“Crippling, dire, critical, grossly unaffordable” – all terms used by people asked to describe Haliburton County’s housing situation in a single word or phrase.
It’s no secret we have a housing problem in the Highlands, both in terms of availability and affordability. While a recent surge in inflation has exacerbated the issue, this is something low-income families have been dealing with for many years.
Over the past several weeks, Highlander staff have been digging into some of the biggest hot-button topics heading into October’s municipal election. While our focus shifted from poverty to health care, transportation to the labour force, there appeared to be one key theme bubbling under the surface feeding into the others.
Haliburton County has experienced tremendous growth since the turn of the millennium, with our population increasing by 25 per cent since 2001. But housing development has not kept up. As a result, house prices have spiked – more than doubling over the past 10 years – leaving many in the County fearing for their futures.
Gord Polhamus and Diane LePage moved to the Highlands in 2007. Both working professionals, they wanted to lay down roots in the community. They dreamed of, one day, owning a home of their own. Fast forward 15 years and the couple, along with their three young children, are preparing to leave Haliburton County for good.
They feel they’re being forced out due to “crazy” rental rates. When they moved into their current four-bedroom house on Mountain Street in 2011, their rent was less than $1,000 a month. They have been given until April to find new accommodation, with their landlord looking to sell. After making some enquiries, they found that a similar place would cost them between $2,500 and $3,000.
“How do people afford that?” Polhamus asked.
Michelle Corley is a housing manager in the human services department of the City of Kawartha Lakes. She helps in the operation of the Kawartha Lakes Haliburton Housing Corporation. The organization provides supports to low-income families and the homeless. Demand has skyrocketed in recent years, with Corley estimating around 2,300 households are on a waitlist for subsidized housing. She indicated the average wait time to receive assistance is 10 to 14 years.
This all comes back to a lack of inventory. Corley said the housing corporation developed a 10-year plan with the County in 2019 to build 750 new homes in the Highlands by 2029. Three years in and we haven’t seen a single new unit.

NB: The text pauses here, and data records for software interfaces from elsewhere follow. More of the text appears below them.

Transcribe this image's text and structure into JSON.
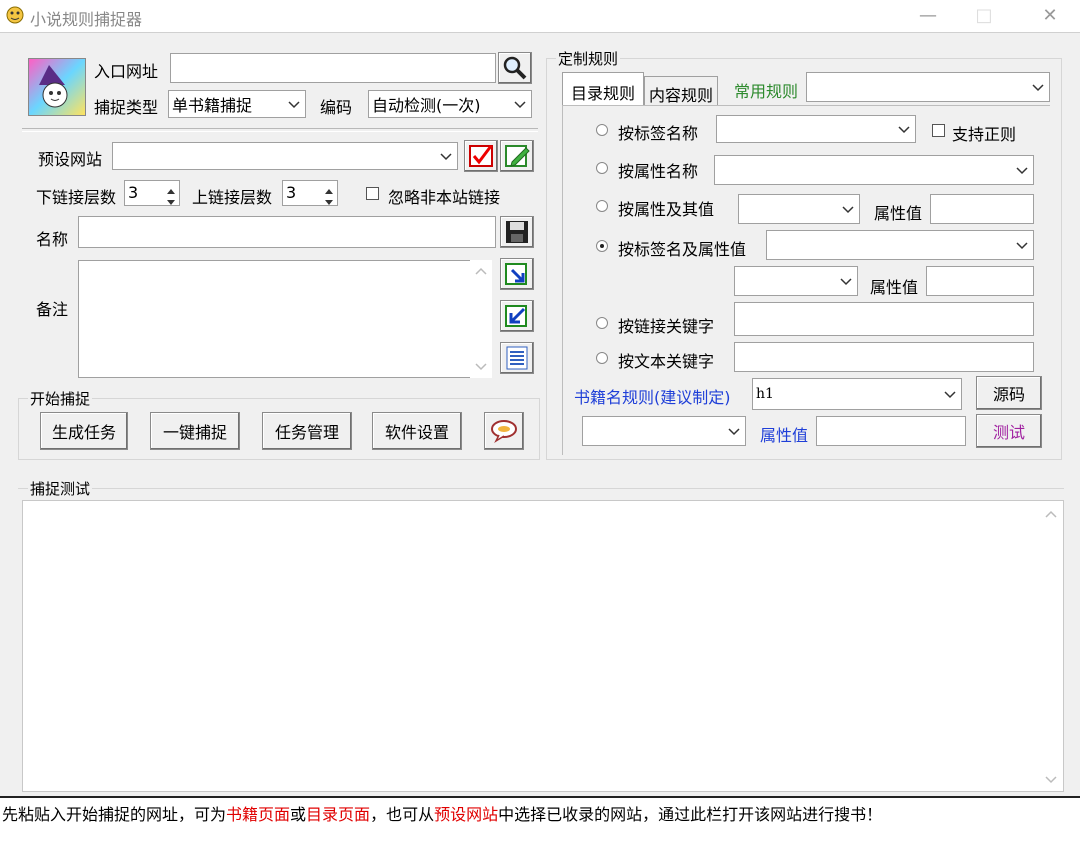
{
  "window": {
    "title": "小说规则捕捉器",
    "minimize": "—",
    "maximize": "□",
    "close": "✕"
  },
  "top": {
    "entry_url_label": "入口网址",
    "entry_url_value": "",
    "capture_type_label": "捕捉类型",
    "capture_type_value": "单书籍捕捉",
    "encoding_label": "编码",
    "encoding_value": "自动检测(一次)"
  },
  "preset": {
    "preset_site_label": "预设网站",
    "preset_site_value": "",
    "down_depth_label": "下链接层数",
    "down_depth_value": "3",
    "up_depth_label": "上链接层数",
    "up_depth_value": "3",
    "ignore_offsite_label": "忽略非本站链接",
    "ignore_offsite_checked": false,
    "name_label": "名称",
    "name_value": "",
    "note_label": "备注",
    "note_value": ""
  },
  "start_group": {
    "label": "开始捕捉",
    "buttons": [
      "生成任务",
      "一键捕捉",
      "任务管理",
      "软件设置"
    ]
  },
  "rules": {
    "group_label": "定制规则",
    "tabs": [
      "目录规则",
      "内容规则"
    ],
    "active_tab": 0,
    "common_rules_label": "常用规则",
    "common_rules_value": "",
    "by_tag_name": "按标签名称",
    "support_regex": "支持正则",
    "support_regex_checked": false,
    "by_attr_name": "按属性名称",
    "by_attr_value": "按属性及其值",
    "attr_value_label": "属性值",
    "by_tag_and_attr": "按标签名及属性值",
    "attr_value_label2": "属性值",
    "by_link_keyword": "按链接关键字",
    "by_text_keyword": "按文本关键字",
    "selected_option": "by_tag_and_attr",
    "book_name_rule_label": "书籍名规则(建议制定)",
    "book_name_rule_value": "h1",
    "source_button": "源码",
    "attr_value_label3": "属性值",
    "test_button": "测试"
  },
  "test_group": {
    "label": "捕捉测试",
    "content": ""
  },
  "statusbar": {
    "parts": [
      {
        "text": "先粘贴入开始捕捉的网址，可为",
        "color": "#000000"
      },
      {
        "text": "书籍页面",
        "color": "#e00000"
      },
      {
        "text": "或",
        "color": "#000000"
      },
      {
        "text": "目录页面",
        "color": "#e00000"
      },
      {
        "text": "，也可从",
        "color": "#000000"
      },
      {
        "text": "预设网站",
        "color": "#e00000"
      },
      {
        "text": "中选择已收录的网站，通过此栏打开该网站进行搜书！",
        "color": "#000000"
      }
    ]
  },
  "icons": [
    "app-icon",
    "wizard-logo-icon",
    "search-icon",
    "check-icon",
    "edit-icon",
    "save-icon",
    "import-icon",
    "export-icon",
    "list-icon",
    "chat-icon"
  ]
}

In his 2021 report Baby Needs a New Home, Canadian economist Mike Moffatt said, to keep up with current demand, there would need to be 1,200 new homes in Haliburton County in the next decade.
Liz Danielsen, in her capacity as County warden, said the regional municipality is trying to bolster the local housing stock. While acknowledging a lack of action at the County table had contributed to the issues we’re seeing today, Danielsen said they are investing $500,000 annually into a fund to bring more affordable units.
That’s a start, but given how far behind the eight-ball we appear to be, is it enough? People are struggling. Services designed to provide emergency assistance cannot keep up.
We need to be better. This isn’t a problem unique to Haliburton County, so we should look at what other communities are doing. Maybe tiny homes, a new feature in communities across the GTA, is the answer? Perhaps businesses should look to invest in residential properties so they can house desperately-needed workers, as is done in Banff.
The solutions are out there. More onus should be put on our elected leaders following this election to find them.